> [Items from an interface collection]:
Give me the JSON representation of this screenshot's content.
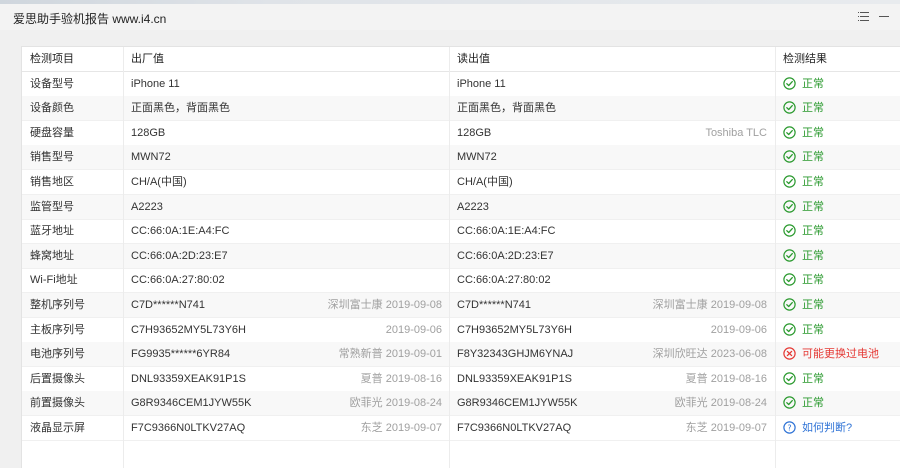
{
  "window": {
    "title": "爱思助手验机报告 www.i4.cn"
  },
  "colors": {
    "ok": "#2b9a2f",
    "bad": "#e53935",
    "ask": "#2f73d6"
  },
  "table": {
    "headers": [
      "检测项目",
      "出厂值",
      "读出值",
      "检测结果"
    ],
    "rows": [
      {
        "item": "设备型号",
        "factory": "iPhone 11",
        "factory_meta": "",
        "read": "iPhone 11",
        "read_meta": "",
        "result": "正常",
        "status": "ok"
      },
      {
        "item": "设备颜色",
        "factory": "正面黑色，背面黑色",
        "factory_meta": "",
        "read": "正面黑色，背面黑色",
        "read_meta": "",
        "result": "正常",
        "status": "ok"
      },
      {
        "item": "硬盘容量",
        "factory": "128GB",
        "factory_meta": "",
        "read": "128GB",
        "read_meta": "Toshiba TLC",
        "result": "正常",
        "status": "ok"
      },
      {
        "item": "销售型号",
        "factory": "MWN72",
        "factory_meta": "",
        "read": "MWN72",
        "read_meta": "",
        "result": "正常",
        "status": "ok"
      },
      {
        "item": "销售地区",
        "factory": "CH/A(中国)",
        "factory_meta": "",
        "read": "CH/A(中国)",
        "read_meta": "",
        "result": "正常",
        "status": "ok"
      },
      {
        "item": "监管型号",
        "factory": "A2223",
        "factory_meta": "",
        "read": "A2223",
        "read_meta": "",
        "result": "正常",
        "status": "ok"
      },
      {
        "item": "蓝牙地址",
        "factory": "CC:66:0A:1E:A4:FC",
        "factory_meta": "",
        "read": "CC:66:0A:1E:A4:FC",
        "read_meta": "",
        "result": "正常",
        "status": "ok"
      },
      {
        "item": "蜂窝地址",
        "factory": "CC:66:0A:2D:23:E7",
        "factory_meta": "",
        "read": "CC:66:0A:2D:23:E7",
        "read_meta": "",
        "result": "正常",
        "status": "ok"
      },
      {
        "item": "Wi-Fi地址",
        "factory": "CC:66:0A:27:80:02",
        "factory_meta": "",
        "read": "CC:66:0A:27:80:02",
        "read_meta": "",
        "result": "正常",
        "status": "ok"
      },
      {
        "item": "整机序列号",
        "factory": "C7D******N741",
        "factory_meta": "深圳富士康 2019-09-08",
        "read": "C7D******N741",
        "read_meta": "深圳富士康 2019-09-08",
        "result": "正常",
        "status": "ok"
      },
      {
        "item": "主板序列号",
        "factory": "C7H93652MY5L73Y6H",
        "factory_meta": "2019-09-06",
        "read": "C7H93652MY5L73Y6H",
        "read_meta": "2019-09-06",
        "result": "正常",
        "status": "ok"
      },
      {
        "item": "电池序列号",
        "factory": "FG9935******6YR84",
        "factory_meta": "常熟新普 2019-09-01",
        "read": "F8Y32343GHJM6YNAJ",
        "read_meta": "深圳欣旺达 2023-06-08",
        "result": "可能更换过电池",
        "status": "bad"
      },
      {
        "item": "后置摄像头",
        "factory": "DNL93359XEAK91P1S",
        "factory_meta": "夏普 2019-08-16",
        "read": "DNL93359XEAK91P1S",
        "read_meta": "夏普 2019-08-16",
        "result": "正常",
        "status": "ok"
      },
      {
        "item": "前置摄像头",
        "factory": "G8R9346CEM1JYW55K",
        "factory_meta": "欧菲光 2019-08-24",
        "read": "G8R9346CEM1JYW55K",
        "read_meta": "欧菲光 2019-08-24",
        "result": "正常",
        "status": "ok"
      },
      {
        "item": "液晶显示屏",
        "factory": "F7C9366N0LTKV27AQ",
        "factory_meta": "东芝 2019-09-07",
        "read": "F7C9366N0LTKV27AQ",
        "read_meta": "东芝 2019-09-07",
        "result": "如何判断?",
        "status": "ask"
      }
    ]
  }
}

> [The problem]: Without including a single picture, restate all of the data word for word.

> [The completed task]:
Give me the JSON representation of this screenshot's content.
{
  "window": {
    "title": "爱思助手验机报告 www.i4.cn"
  },
  "colors": {
    "ok": "#2b9a2f",
    "bad": "#e53935",
    "ask": "#2f73d6"
  },
  "table": {
    "headers": [
      "检测项目",
      "出厂值",
      "读出值",
      "检测结果"
    ],
    "rows": [
      {
        "item": "设备型号",
        "factory": "iPhone 11",
        "factory_meta": "",
        "read": "iPhone 11",
        "read_meta": "",
        "result": "正常",
        "status": "ok"
      },
      {
        "item": "设备颜色",
        "factory": "正面黑色，背面黑色",
        "factory_meta": "",
        "read": "正面黑色，背面黑色",
        "read_meta": "",
        "result": "正常",
        "status": "ok"
      },
      {
        "item": "硬盘容量",
        "factory": "128GB",
        "factory_meta": "",
        "read": "128GB",
        "read_meta": "Toshiba TLC",
        "result": "正常",
        "status": "ok"
      },
      {
        "item": "销售型号",
        "factory": "MWN72",
        "factory_meta": "",
        "read": "MWN72",
        "read_meta": "",
        "result": "正常",
        "status": "ok"
      },
      {
        "item": "销售地区",
        "factory": "CH/A(中国)",
        "factory_meta": "",
        "read": "CH/A(中国)",
        "read_meta": "",
        "result": "正常",
        "status": "ok"
      },
      {
        "item": "监管型号",
        "factory": "A2223",
        "factory_meta": "",
        "read": "A2223",
        "read_meta": "",
        "result": "正常",
        "status": "ok"
      },
      {
        "item": "蓝牙地址",
        "factory": "CC:66:0A:1E:A4:FC",
        "factory_meta": "",
        "read": "CC:66:0A:1E:A4:FC",
        "read_meta": "",
        "result": "正常",
        "status": "ok"
      },
      {
        "item": "蜂窝地址",
        "factory": "CC:66:0A:2D:23:E7",
        "factory_meta": "",
        "read": "CC:66:0A:2D:23:E7",
        "read_meta": "",
        "result": "正常",
        "status": "ok"
      },
      {
        "item": "Wi-Fi地址",
        "factory": "CC:66:0A:27:80:02",
        "factory_meta": "",
        "read": "CC:66:0A:27:80:02",
        "read_meta": "",
        "result": "正常",
        "status": "ok"
      },
      {
        "item": "整机序列号",
        "factory": "C7D******N741",
        "factory_meta": "深圳富士康 2019-09-08",
        "read": "C7D******N741",
        "read_meta": "深圳富士康 2019-09-08",
        "result": "正常",
        "status": "ok"
      },
      {
        "item": "主板序列号",
        "factory": "C7H93652MY5L73Y6H",
        "factory_meta": "2019-09-06",
        "read": "C7H93652MY5L73Y6H",
        "read_meta": "2019-09-06",
        "result": "正常",
        "status": "ok"
      },
      {
        "item": "电池序列号",
        "factory": "FG9935******6YR84",
        "factory_meta": "常熟新普 2019-09-01",
        "read": "F8Y32343GHJM6YNAJ",
        "read_meta": "深圳欣旺达 2023-06-08",
        "result": "可能更换过电池",
        "status": "bad"
      },
      {
        "item": "后置摄像头",
        "factory": "DNL93359XEAK91P1S",
        "factory_meta": "夏普 2019-08-16",
        "read": "DNL93359XEAK91P1S",
        "read_meta": "夏普 2019-08-16",
        "result": "正常",
        "status": "ok"
      },
      {
        "item": "前置摄像头",
        "factory": "G8R9346CEM1JYW55K",
        "factory_meta": "欧菲光 2019-08-24",
        "read": "G8R9346CEM1JYW55K",
        "read_meta": "欧菲光 2019-08-24",
        "result": "正常",
        "status": "ok"
      },
      {
        "item": "液晶显示屏",
        "factory": "F7C9366N0LTKV27AQ",
        "factory_meta": "东芝 2019-09-07",
        "read": "F7C9366N0LTKV27AQ",
        "read_meta": "东芝 2019-09-07",
        "result": "如何判断?",
        "status": "ask"
      }
    ]
  }
}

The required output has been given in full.